> _Page and application data records_
- Opening Delimiter -

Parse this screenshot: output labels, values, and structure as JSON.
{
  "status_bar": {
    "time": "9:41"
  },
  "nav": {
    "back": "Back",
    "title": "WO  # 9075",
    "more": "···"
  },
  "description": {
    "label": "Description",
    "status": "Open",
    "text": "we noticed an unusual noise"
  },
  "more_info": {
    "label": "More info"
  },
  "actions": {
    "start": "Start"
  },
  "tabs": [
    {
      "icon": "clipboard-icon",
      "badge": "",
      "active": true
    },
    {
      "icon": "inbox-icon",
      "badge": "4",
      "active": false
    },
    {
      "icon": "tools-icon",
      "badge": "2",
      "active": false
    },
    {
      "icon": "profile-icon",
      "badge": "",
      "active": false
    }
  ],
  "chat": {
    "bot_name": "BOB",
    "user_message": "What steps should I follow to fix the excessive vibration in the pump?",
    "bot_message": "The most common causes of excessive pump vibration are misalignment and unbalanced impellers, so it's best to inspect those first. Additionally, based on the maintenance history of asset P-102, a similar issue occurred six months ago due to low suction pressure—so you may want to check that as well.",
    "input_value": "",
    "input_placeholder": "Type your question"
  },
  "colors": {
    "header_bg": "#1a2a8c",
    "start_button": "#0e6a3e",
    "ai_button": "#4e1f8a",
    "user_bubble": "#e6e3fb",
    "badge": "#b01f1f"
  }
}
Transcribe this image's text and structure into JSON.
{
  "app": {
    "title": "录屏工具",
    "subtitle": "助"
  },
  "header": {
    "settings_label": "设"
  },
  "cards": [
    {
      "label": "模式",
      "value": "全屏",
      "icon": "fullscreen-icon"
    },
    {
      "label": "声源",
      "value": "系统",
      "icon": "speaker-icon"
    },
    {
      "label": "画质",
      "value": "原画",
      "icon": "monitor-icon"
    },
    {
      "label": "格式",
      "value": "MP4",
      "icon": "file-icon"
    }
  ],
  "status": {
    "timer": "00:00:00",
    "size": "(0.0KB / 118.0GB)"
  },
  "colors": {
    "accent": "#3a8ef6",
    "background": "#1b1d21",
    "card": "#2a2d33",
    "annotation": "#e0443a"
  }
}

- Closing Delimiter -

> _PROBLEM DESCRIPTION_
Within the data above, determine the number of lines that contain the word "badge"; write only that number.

> _TASK RESPONSE_
5